Our Instagram feeds prove it: we’re not perfect—and that’s OK
Between the two of us, Yasmine has always been the technological resistor. While Soraya was rocking an early version of a cell phone, Yasmine was rolling with a pager. As everyone else on the planet was recognizing the inherent genius behind email, Yasmine was holding tight to paper and pen. You won’t be surprised to hear Yasmine was hesitant to embrace social media, too. (And no, the irony that we are bloggers with one tech-adverse writer is not lost on us.)
Yasmine finally succumbed to Instagram about a year ago. Before she did, Soraya reviewed with her some social media safety basics: make certain to keep the account “private” and turn off the “location services.” Yasmine was hooked in no time—she loved learning about the day-to-day lives of dear friends and relatives, near and far. One added if unexpected bonus: social media accounts allow us both to keep an eye on our kids’ posts and friends. All good things.
Over time, some of the issues Instagram raises for parent users became more obvious. For one thing, she wonders how many of her non-mommy followers are sick of seeing daily updates of her children. On a slightly more serious note, she began to question the veritas of her posts, or for that matter everyone’s posts.
One of the biggest challenges of being a mama is feeling able to do it all right, or even kinda right. Yet post after Instagram post in our feeds seems more perfect than the next. So how many moments are being caught and how many re-created? Is social media place to indulge in marketing magic? Or is there virtue in being honest, visually, about our day-to-day lives?

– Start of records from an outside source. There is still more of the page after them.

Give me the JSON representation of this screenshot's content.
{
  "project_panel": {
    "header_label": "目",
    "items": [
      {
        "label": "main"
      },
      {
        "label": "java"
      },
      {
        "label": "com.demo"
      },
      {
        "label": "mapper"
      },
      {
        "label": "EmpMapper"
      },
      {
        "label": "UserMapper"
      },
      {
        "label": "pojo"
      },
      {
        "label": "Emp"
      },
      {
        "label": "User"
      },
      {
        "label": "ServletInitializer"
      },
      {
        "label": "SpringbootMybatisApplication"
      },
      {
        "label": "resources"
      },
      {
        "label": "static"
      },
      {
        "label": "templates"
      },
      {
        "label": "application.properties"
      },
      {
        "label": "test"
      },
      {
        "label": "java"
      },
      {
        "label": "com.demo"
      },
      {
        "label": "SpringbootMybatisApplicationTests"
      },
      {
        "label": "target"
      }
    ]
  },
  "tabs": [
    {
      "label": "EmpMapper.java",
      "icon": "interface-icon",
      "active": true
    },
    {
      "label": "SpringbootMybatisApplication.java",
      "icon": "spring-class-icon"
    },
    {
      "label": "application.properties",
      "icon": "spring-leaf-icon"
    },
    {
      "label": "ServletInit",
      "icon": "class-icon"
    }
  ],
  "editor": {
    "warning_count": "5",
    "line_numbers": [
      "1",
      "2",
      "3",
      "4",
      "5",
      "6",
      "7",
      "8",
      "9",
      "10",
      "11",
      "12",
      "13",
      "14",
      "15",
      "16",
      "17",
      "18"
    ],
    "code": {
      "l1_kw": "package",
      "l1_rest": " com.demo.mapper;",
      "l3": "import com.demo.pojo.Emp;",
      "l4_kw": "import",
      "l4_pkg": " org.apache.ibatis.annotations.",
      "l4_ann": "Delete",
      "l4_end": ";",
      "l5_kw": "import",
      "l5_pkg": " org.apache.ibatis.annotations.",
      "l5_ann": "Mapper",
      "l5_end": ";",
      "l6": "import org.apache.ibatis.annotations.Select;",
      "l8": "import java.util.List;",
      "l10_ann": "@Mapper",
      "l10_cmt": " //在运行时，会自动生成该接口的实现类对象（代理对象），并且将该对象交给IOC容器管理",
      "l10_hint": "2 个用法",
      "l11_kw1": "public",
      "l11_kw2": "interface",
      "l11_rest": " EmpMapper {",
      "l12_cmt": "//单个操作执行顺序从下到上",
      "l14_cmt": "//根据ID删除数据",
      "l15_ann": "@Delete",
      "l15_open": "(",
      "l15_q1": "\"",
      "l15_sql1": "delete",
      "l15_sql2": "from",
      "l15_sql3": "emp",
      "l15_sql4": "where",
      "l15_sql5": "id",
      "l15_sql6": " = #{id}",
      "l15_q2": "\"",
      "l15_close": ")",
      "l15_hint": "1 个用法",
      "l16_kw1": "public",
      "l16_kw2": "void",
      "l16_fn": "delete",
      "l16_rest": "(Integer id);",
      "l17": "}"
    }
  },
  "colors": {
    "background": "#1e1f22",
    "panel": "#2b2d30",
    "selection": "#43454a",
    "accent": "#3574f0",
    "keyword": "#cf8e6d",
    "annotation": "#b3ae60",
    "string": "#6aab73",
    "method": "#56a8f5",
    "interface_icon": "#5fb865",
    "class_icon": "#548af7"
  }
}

We recently spent the weekend hanging out with our cousin and fellow mama, Fatima and the truth about our own feeds came out: we’ve only posted the best-looking parts of our days. Yasmine mused about posting a pic of Maverick hiding under the dining room table in protest after being refused another sugary pack of gummy fruit. Or maybe a pic of him watching King of the Hill when she got caught on a call and mindlessly turned on the TV, then forgot to find him a show. Soraya admitted to worrying over whether or not her photo taking skills were good enough for her followers. All three of us were sheepishly envying those feeds that capture a semblance of real life, not just perfectly lit moments that message familial bliss, and yet, we weren’t following the example.
So we came up with a new goal: to start also posting pics that tell the true story of motherhood, #realgrams, if you will. We’re not giving up our right to curate entirely—bad pics of tired mamas need not make the #realgram cut. But we’ve decided some real life, real normal, real imperfect moments deserve a place in our digital memory books, too. Because following a social media feed is a lot like watching a trailer of a film, one that’s about our lives. In this case, we have an option to celebrate moments that would otherwise end up on a cutting room floor; we’re going to take it.

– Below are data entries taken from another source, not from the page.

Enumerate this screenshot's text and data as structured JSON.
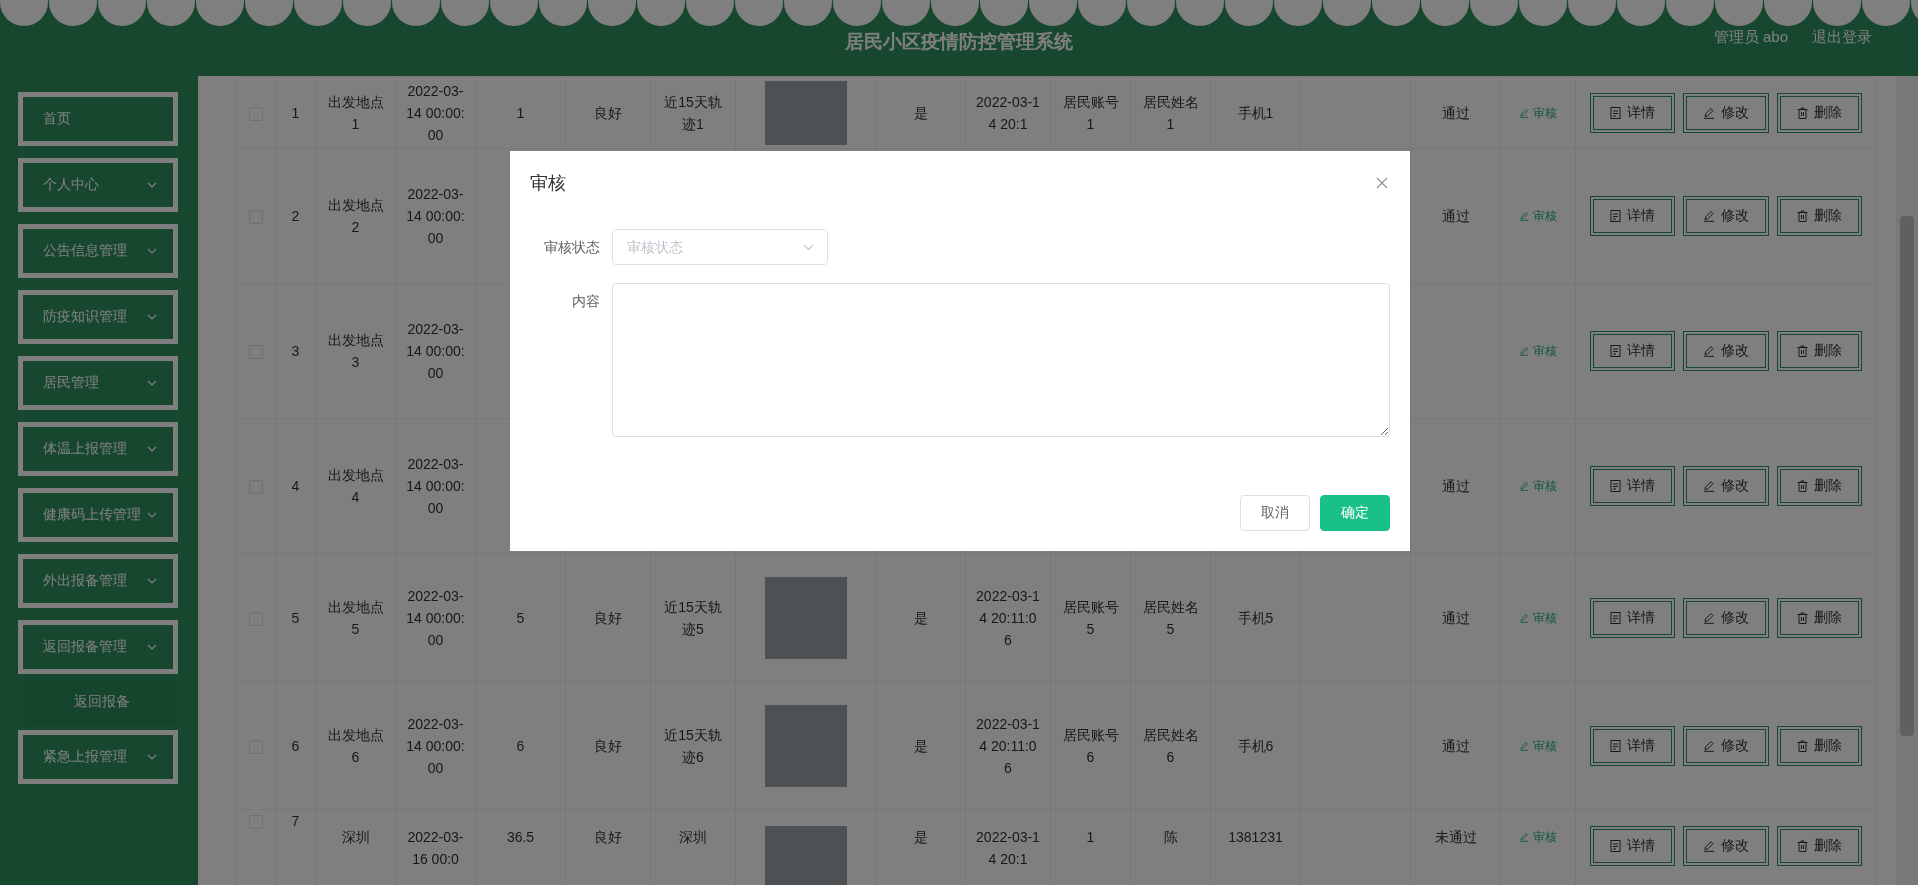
{
  "header": {
    "title": "居民小区疫情防控管理系统",
    "user": "管理员 abo",
    "logout": "退出登录"
  },
  "sidebar": {
    "items": [
      {
        "kind": "link",
        "label": "首页"
      },
      {
        "kind": "menu",
        "label": "个人中心"
      },
      {
        "kind": "menu",
        "label": "公告信息管理"
      },
      {
        "kind": "menu",
        "label": "防疫知识管理"
      },
      {
        "kind": "menu",
        "label": "居民管理"
      },
      {
        "kind": "menu",
        "label": "体温上报管理"
      },
      {
        "kind": "menu",
        "label": "健康码上传管理"
      },
      {
        "kind": "menu",
        "label": "外出报备管理"
      },
      {
        "kind": "menu",
        "label": "返回报备管理",
        "children": [
          {
            "label": "返回报备"
          }
        ]
      },
      {
        "kind": "menu",
        "label": "紧急上报管理"
      }
    ]
  },
  "table": {
    "rows": [
      {
        "checked": false,
        "index": "1",
        "departure": "出发地点1",
        "departure_time": "2022-03-14 00:00:00",
        "temperature": "1",
        "health": "良好",
        "trajectory": "近15天轨迹1",
        "photo": true,
        "at_risk": "是",
        "report_time": "2022-03-14 20:1",
        "account": "居民账号1",
        "name": "居民姓名1",
        "phone": "手机1",
        "review_status": "通过",
        "review_action": "审核",
        "actions": [
          {
            "kind": "detail",
            "label": "详情"
          },
          {
            "kind": "edit",
            "label": "修改"
          },
          {
            "kind": "delete",
            "label": "删除"
          }
        ]
      },
      {
        "checked": false,
        "index": "2",
        "departure": "出发地点2",
        "departure_time": "2022-03-14 00:00:00",
        "review_status": "通过",
        "review_action": "审核",
        "actions": [
          {
            "kind": "detail",
            "label": "详情"
          },
          {
            "kind": "edit",
            "label": "修改"
          },
          {
            "kind": "delete",
            "label": "删除"
          }
        ]
      },
      {
        "checked": false,
        "index": "3",
        "departure": "出发地点3",
        "departure_time": "2022-03-14 00:00:00",
        "review_action": "审核",
        "actions": [
          {
            "kind": "detail",
            "label": "详情"
          },
          {
            "kind": "edit",
            "label": "修改"
          },
          {
            "kind": "delete",
            "label": "删除"
          }
        ]
      },
      {
        "checked": false,
        "index": "4",
        "departure": "出发地点4",
        "departure_time": "2022-03-14 00:00:00",
        "review_status": "通过",
        "review_action": "审核",
        "actions": [
          {
            "kind": "detail",
            "label": "详情"
          },
          {
            "kind": "edit",
            "label": "修改"
          },
          {
            "kind": "delete",
            "label": "删除"
          }
        ]
      },
      {
        "checked": false,
        "index": "5",
        "departure": "出发地点5",
        "departure_time": "2022-03-14 00:00:00",
        "temperature": "5",
        "health": "良好",
        "trajectory": "近15天轨迹5",
        "photo": true,
        "at_risk": "是",
        "report_time": "2022-03-14 20:11:06",
        "account": "居民账号5",
        "name": "居民姓名5",
        "phone": "手机5",
        "review_status": "通过",
        "review_action": "审核",
        "actions": [
          {
            "kind": "detail",
            "label": "详情"
          },
          {
            "kind": "edit",
            "label": "修改"
          },
          {
            "kind": "delete",
            "label": "删除"
          }
        ]
      },
      {
        "checked": false,
        "index": "6",
        "departure": "出发地点6",
        "departure_time": "2022-03-14 00:00:00",
        "temperature": "6",
        "health": "良好",
        "trajectory": "近15天轨迹6",
        "photo": true,
        "at_risk": "是",
        "report_time": "2022-03-14 20:11:06",
        "account": "居民账号6",
        "name": "居民姓名6",
        "phone": "手机6",
        "review_status": "通过",
        "review_action": "审核",
        "actions": [
          {
            "kind": "detail",
            "label": "详情"
          },
          {
            "kind": "edit",
            "label": "修改"
          },
          {
            "kind": "delete",
            "label": "删除"
          }
        ]
      },
      {
        "checked": false,
        "index": "7",
        "departure": "深圳",
        "departure_time": "2022-03-16 00:0",
        "temperature": "36.5",
        "health": "良好",
        "trajectory": "深圳",
        "photo": true,
        "at_risk": "是",
        "report_time": "2022-03-14 20:1",
        "account": "1",
        "name": "陈",
        "phone": "1381231",
        "review_status": "未通过",
        "review_action": "审核",
        "actions": [
          {
            "kind": "detail",
            "label": "详情"
          },
          {
            "kind": "edit",
            "label": "修改"
          },
          {
            "kind": "delete",
            "label": "删除"
          }
        ]
      }
    ]
  },
  "dialog": {
    "title": "审核",
    "fields": [
      {
        "kind": "select",
        "label": "审核状态",
        "placeholder": "审核状态"
      },
      {
        "kind": "textarea",
        "label": "内容"
      }
    ],
    "buttons": [
      {
        "kind": "secondary",
        "label": "取消"
      },
      {
        "kind": "primary",
        "label": "确定"
      }
    ]
  }
}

With seven children ranging in age from one to seventeen years between them, sisters and bloggers Yasmine Delawari Johnson and Soraya Delawari Dancsecs are experts at parenting in L.A. They take a break from PTA board meetings, cooking, and producing films to blog at CityThink each Thursday.